Provided information Block Start

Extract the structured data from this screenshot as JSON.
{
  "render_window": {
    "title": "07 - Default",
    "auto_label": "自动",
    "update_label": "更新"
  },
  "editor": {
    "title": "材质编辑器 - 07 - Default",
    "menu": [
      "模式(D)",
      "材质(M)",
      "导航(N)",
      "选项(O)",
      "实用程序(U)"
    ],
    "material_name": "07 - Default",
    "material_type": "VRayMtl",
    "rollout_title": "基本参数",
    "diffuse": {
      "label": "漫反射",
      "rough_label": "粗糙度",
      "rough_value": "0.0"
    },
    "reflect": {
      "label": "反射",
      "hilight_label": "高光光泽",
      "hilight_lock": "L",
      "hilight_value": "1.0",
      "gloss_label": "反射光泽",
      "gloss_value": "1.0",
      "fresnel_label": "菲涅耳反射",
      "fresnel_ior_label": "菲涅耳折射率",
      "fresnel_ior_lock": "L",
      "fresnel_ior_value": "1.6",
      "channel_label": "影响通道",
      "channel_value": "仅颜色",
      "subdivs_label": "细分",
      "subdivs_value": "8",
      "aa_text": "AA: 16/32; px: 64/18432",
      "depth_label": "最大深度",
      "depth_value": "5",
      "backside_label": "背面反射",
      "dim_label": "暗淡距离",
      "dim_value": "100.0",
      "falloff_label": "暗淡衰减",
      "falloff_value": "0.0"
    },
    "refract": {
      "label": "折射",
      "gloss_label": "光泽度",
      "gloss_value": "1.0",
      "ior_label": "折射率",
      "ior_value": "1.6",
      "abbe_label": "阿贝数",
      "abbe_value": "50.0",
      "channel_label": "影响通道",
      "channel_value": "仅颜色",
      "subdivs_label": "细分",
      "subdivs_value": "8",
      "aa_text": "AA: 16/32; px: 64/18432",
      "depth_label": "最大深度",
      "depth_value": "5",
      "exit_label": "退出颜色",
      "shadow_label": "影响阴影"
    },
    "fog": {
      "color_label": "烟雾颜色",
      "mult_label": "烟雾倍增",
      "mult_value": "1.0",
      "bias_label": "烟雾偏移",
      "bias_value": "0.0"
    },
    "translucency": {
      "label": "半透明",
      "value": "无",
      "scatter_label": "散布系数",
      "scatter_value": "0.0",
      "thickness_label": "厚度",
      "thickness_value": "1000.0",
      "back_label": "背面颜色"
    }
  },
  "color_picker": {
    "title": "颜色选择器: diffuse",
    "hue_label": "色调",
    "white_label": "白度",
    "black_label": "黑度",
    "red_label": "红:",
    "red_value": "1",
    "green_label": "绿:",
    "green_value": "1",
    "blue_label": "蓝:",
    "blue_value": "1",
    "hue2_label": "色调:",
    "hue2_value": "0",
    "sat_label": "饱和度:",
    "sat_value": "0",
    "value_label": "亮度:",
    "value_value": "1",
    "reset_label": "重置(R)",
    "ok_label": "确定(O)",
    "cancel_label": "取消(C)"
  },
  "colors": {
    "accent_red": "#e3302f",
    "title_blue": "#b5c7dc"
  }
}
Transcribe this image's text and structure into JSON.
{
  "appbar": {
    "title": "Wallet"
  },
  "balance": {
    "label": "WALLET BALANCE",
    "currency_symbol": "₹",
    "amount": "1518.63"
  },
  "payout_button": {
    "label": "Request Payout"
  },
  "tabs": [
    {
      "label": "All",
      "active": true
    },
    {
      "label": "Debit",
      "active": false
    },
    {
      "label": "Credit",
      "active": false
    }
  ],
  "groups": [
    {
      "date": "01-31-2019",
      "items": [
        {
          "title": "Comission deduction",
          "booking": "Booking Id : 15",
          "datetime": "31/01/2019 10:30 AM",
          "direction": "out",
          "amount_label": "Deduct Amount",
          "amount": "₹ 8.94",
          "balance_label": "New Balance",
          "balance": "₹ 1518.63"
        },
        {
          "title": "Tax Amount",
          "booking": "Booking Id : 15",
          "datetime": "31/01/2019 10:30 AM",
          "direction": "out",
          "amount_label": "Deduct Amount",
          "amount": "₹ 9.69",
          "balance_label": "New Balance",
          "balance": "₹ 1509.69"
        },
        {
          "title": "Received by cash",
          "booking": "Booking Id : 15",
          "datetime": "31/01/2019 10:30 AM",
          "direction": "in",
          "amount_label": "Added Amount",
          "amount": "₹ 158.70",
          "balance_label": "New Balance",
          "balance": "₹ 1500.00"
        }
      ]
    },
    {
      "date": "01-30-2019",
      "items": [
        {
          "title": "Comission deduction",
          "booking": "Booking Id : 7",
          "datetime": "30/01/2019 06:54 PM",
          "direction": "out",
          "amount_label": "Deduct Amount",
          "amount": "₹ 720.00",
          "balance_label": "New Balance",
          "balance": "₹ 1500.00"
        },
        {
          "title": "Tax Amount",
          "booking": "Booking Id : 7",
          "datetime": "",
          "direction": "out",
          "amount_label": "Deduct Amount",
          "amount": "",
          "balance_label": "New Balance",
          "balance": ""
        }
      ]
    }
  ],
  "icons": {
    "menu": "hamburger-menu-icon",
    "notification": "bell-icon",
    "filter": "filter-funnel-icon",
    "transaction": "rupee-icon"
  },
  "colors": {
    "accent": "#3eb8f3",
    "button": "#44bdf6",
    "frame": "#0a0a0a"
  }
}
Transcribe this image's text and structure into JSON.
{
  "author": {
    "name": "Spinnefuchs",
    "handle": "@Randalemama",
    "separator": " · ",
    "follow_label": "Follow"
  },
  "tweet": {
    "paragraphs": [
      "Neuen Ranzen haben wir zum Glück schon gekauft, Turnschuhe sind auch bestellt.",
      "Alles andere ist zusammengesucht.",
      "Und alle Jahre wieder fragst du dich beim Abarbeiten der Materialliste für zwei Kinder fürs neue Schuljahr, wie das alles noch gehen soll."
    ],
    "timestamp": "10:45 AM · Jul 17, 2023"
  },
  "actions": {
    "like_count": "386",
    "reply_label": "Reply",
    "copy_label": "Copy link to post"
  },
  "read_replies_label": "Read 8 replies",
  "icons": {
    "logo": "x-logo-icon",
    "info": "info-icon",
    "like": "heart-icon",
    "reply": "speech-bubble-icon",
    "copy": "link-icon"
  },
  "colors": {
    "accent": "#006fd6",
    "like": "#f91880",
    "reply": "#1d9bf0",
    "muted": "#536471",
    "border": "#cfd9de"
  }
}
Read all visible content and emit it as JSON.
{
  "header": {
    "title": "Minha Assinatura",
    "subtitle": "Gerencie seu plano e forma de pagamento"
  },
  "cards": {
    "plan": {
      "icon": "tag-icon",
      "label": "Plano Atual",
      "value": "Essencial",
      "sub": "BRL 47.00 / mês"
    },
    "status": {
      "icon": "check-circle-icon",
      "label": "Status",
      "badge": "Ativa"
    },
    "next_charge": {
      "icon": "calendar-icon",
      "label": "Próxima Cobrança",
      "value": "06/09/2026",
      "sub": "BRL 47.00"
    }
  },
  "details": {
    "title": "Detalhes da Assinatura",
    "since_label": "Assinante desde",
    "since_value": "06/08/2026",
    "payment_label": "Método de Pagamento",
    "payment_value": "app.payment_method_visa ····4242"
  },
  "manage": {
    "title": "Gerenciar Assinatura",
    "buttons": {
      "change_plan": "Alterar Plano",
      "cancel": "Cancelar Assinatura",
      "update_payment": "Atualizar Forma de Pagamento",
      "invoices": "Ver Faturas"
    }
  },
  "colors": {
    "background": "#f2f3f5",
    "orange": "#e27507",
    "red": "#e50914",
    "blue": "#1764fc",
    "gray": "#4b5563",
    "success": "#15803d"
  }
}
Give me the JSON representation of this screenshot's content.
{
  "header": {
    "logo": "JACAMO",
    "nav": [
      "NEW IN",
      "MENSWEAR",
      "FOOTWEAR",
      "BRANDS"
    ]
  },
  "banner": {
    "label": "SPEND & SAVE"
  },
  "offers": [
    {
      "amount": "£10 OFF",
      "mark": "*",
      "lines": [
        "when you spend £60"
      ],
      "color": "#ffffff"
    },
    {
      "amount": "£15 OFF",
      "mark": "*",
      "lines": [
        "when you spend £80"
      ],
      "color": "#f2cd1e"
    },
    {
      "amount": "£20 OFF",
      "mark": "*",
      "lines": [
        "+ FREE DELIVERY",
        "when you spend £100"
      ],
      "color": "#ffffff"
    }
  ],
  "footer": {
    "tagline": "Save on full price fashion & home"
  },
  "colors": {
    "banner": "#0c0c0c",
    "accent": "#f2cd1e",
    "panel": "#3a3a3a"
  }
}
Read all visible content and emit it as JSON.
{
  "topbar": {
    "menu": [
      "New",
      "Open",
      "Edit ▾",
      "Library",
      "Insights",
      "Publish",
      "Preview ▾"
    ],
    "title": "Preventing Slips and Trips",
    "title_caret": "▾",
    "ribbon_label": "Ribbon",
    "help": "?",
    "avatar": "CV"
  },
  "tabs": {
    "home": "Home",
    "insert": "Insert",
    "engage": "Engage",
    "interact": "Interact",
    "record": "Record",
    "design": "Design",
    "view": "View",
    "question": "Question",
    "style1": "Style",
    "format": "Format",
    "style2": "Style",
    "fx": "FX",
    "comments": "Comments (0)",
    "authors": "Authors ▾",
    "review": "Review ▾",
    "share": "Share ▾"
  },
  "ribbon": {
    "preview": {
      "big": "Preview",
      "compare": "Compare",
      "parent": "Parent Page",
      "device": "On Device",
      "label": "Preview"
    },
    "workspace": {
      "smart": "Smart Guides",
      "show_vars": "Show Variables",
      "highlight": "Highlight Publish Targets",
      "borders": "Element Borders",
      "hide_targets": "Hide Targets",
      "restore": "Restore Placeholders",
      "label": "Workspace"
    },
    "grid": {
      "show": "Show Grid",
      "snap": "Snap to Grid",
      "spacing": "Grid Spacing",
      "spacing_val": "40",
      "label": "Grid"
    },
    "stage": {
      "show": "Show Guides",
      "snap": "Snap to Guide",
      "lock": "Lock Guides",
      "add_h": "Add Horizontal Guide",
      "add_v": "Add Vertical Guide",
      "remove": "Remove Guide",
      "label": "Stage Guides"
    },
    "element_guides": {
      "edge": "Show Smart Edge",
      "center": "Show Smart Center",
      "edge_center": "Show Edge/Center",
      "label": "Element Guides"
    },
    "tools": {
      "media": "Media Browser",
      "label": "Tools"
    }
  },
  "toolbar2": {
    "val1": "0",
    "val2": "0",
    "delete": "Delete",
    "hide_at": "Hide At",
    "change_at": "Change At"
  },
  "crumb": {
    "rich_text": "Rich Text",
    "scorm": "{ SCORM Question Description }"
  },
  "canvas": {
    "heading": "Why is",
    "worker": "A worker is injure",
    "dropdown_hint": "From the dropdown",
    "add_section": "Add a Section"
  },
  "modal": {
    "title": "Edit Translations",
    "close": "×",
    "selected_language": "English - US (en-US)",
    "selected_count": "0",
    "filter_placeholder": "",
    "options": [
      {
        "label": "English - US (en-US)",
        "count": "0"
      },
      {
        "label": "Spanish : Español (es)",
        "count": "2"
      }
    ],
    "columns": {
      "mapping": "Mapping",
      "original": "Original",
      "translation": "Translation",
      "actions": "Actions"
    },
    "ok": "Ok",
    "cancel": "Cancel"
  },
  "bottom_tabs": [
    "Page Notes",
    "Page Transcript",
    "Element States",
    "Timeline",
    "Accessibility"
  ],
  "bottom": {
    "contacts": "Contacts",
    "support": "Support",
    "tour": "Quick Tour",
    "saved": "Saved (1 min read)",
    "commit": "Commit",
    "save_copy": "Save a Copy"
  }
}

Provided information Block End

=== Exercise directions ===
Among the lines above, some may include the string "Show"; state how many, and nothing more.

=== Task response ===
6